Then there are “active recovery” days. On these days, Thieme explains, “you remain active, but use less intensity than you would during a regular workout. If you’re a runner training for a 10K, an active recovery day might involve cross-training, a bike ride, or running at a less intense, conversational pace. You’re not looking to directly enhance strength, power, or athleticism; instead, active recovery will indirectly promote all of those things by getting blood flowing to muscles to enhance and accelerate the recovery process.”
The Benefits of Dynamic Stretching and Foam Rolling
Two key things that help you on both rest days and active recovery days are dynamic (moving) stretches and foam rolling.
Dynamic or active stretches are typically done pre-workout and may include butt kicks, walking lunges, shoulder circles, arm swings, shin taps. All movements should be completed with low intensity. The intention is to get you to break a sweat without venturing into “well now I’m completely drenched” territory. By the end of your warm-up, you should have plenty of energy to exert during working sets.
Foam rolling, also called self-myofascial release, is a form of self-massage that “helps release tension in muscle and connective tissue, among other benefits,” Thieme says.
Both activities can increase blood flow, range of motion, and improve athletic performance. Foam rolling has also been shown to reduce muscle soreness. A 2015 study published in the Journal of Athletic Training concluded that foam rolling produced a medium to large benefit for reducing the effects of delayed onset muscle soreness (DOMS) compared to subjects who did not roll.
Listen to Your Body to Determine Your Active Recovery Needs
Another factor that can impact recovery is your inability to keep your ego or competitive nature in check during rest days or active recovery workouts. “For many exercisers, keeping it dialed back — especially on active recovery days — can be a quite a challenge,” Thieme says. “For some athletes, that competitive instinct kicks in and suddenly the pace picks up.”

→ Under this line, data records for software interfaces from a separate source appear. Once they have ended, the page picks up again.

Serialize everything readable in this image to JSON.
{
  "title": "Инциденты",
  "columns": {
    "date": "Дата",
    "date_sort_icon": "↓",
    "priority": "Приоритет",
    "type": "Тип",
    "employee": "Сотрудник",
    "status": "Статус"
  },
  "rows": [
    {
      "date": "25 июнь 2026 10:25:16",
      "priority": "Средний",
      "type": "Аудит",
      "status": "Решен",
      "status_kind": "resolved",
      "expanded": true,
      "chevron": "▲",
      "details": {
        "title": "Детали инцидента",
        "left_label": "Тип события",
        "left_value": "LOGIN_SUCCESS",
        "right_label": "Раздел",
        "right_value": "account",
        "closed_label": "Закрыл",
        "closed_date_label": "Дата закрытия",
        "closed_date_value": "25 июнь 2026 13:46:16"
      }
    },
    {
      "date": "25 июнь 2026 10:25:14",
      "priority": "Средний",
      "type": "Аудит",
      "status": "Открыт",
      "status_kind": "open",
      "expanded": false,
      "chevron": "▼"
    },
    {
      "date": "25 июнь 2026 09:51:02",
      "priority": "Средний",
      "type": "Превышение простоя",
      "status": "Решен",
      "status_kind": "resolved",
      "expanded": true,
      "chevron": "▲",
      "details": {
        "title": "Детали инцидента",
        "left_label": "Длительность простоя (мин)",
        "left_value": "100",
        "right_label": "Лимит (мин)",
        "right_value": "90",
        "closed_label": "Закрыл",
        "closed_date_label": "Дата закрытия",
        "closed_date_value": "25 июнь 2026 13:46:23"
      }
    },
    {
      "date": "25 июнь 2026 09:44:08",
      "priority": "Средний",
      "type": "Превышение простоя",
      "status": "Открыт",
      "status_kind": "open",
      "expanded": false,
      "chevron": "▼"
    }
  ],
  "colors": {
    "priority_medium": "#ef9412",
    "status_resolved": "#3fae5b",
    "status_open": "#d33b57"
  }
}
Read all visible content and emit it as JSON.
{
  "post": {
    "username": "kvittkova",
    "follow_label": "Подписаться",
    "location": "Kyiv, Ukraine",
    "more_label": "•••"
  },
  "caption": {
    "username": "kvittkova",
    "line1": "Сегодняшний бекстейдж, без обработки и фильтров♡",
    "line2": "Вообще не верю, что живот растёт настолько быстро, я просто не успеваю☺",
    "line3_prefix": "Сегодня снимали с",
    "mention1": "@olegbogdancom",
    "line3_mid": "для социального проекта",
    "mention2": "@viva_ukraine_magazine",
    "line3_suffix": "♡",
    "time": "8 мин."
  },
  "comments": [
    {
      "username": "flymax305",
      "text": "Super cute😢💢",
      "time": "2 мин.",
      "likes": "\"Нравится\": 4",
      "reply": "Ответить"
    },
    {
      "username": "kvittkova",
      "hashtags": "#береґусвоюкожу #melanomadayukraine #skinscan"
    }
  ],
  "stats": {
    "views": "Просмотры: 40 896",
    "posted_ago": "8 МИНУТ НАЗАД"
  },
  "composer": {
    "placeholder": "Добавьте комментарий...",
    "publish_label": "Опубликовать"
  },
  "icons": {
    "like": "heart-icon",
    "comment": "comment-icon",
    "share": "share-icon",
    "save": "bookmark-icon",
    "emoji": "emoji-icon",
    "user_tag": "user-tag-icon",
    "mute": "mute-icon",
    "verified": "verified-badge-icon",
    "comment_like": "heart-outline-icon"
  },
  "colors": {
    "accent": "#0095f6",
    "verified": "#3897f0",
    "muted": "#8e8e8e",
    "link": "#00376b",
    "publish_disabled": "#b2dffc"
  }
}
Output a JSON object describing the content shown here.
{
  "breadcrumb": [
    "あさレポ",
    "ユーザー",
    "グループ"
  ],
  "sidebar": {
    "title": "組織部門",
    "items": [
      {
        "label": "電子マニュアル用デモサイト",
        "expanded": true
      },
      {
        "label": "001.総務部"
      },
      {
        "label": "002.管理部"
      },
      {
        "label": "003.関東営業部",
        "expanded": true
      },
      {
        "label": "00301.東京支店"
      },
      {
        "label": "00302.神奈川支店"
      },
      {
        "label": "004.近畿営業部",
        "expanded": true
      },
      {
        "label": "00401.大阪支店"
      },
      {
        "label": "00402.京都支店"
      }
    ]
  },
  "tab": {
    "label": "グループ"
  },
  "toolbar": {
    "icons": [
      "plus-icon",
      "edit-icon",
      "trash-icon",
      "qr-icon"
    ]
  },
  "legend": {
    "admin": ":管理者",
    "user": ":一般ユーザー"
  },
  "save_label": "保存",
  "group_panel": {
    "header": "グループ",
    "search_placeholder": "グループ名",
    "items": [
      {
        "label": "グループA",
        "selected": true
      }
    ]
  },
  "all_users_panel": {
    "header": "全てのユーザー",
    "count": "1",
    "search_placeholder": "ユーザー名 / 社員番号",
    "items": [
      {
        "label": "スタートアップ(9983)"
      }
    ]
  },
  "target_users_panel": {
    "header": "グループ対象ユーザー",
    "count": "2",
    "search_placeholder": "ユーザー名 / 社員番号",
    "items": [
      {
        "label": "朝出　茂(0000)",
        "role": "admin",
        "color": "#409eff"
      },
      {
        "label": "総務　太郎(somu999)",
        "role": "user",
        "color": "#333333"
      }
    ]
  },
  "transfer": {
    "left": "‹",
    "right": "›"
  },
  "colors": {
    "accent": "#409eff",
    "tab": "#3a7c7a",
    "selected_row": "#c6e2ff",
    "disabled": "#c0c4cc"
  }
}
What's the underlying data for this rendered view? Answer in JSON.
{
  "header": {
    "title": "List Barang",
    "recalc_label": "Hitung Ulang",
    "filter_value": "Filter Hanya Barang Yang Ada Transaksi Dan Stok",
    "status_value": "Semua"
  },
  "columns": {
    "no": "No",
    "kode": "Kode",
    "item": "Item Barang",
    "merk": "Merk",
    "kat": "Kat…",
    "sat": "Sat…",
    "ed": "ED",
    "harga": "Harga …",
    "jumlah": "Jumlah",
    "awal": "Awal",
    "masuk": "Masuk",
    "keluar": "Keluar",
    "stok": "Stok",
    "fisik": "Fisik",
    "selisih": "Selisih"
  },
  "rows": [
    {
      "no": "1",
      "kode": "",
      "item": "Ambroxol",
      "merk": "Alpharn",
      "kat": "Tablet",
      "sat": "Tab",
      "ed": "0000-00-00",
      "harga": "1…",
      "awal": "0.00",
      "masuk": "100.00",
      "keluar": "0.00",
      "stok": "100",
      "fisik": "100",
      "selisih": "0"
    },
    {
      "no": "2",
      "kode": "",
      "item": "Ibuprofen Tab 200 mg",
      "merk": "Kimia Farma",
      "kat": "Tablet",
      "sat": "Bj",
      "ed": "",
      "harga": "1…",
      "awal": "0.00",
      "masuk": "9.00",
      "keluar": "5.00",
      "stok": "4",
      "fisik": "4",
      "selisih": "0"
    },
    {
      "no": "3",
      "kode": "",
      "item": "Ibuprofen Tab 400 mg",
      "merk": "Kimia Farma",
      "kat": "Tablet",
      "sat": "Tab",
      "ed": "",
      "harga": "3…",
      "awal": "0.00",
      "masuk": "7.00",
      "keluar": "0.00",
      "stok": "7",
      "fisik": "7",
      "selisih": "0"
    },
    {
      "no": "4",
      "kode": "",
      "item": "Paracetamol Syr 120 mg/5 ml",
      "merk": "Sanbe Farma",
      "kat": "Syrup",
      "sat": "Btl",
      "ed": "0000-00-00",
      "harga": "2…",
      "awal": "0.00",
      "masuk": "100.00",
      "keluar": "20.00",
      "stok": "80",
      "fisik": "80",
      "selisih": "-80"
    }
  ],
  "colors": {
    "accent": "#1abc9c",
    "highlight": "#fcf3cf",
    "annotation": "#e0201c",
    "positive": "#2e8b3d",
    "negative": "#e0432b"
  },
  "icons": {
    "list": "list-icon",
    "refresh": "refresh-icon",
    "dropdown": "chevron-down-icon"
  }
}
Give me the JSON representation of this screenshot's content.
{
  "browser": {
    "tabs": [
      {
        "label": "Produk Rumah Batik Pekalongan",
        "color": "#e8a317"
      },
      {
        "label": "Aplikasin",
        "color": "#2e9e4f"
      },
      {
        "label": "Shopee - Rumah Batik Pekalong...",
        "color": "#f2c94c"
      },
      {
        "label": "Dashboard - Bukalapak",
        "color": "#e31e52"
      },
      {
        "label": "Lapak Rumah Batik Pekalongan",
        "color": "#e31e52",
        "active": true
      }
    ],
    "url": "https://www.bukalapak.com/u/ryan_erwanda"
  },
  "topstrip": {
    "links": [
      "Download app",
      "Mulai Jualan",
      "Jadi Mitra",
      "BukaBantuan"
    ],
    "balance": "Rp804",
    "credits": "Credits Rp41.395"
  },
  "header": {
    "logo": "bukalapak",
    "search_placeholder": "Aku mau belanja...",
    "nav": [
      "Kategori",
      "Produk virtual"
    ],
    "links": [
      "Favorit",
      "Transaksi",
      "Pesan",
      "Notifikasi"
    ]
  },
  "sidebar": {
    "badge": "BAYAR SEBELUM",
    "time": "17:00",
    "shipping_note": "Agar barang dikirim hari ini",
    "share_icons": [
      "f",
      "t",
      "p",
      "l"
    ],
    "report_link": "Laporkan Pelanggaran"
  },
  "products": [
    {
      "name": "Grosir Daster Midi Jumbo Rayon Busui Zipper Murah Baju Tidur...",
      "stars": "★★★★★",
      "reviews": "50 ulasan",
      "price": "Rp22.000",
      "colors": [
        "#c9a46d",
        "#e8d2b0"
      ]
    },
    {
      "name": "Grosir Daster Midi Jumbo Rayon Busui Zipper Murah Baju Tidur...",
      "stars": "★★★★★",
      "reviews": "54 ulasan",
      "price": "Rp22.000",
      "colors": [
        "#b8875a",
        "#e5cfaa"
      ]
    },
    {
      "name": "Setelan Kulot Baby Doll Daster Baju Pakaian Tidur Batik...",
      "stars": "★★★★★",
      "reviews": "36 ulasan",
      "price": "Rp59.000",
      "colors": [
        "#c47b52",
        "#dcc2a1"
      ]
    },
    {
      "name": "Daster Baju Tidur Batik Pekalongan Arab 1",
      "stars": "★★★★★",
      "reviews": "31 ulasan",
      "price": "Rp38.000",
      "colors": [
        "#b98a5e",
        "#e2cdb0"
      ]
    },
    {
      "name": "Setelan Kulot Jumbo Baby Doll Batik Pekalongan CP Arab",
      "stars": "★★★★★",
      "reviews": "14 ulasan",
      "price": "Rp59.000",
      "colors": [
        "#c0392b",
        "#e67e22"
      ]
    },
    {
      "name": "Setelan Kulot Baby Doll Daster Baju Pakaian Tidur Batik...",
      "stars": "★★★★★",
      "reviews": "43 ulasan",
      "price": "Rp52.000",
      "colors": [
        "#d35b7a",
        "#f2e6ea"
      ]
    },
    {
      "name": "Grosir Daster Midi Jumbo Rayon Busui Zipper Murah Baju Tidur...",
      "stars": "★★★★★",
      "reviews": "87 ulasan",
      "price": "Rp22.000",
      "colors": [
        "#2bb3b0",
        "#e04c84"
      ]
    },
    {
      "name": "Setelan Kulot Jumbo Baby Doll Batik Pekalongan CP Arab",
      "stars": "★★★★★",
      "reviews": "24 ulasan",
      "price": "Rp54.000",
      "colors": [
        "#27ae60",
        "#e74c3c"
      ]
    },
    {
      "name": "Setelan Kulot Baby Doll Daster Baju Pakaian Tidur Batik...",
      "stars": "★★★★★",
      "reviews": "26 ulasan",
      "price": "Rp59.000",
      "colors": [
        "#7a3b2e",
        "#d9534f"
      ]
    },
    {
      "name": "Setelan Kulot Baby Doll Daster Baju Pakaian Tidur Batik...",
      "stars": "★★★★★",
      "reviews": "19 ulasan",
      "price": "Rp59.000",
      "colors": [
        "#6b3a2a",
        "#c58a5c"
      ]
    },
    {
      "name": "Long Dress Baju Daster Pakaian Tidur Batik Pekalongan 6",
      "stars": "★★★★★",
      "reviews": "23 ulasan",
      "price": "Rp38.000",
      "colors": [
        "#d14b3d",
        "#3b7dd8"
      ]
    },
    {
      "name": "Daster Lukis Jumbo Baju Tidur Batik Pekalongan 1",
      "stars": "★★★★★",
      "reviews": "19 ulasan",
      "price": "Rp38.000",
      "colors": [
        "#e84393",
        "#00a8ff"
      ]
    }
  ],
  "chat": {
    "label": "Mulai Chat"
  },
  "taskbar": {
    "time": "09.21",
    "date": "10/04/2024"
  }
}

So, when your body’s begging for rest or recovery with stretching or gentler cross-training methods like the foam roller, respectfully provide it with what it needs to heal, rebuild and recharge.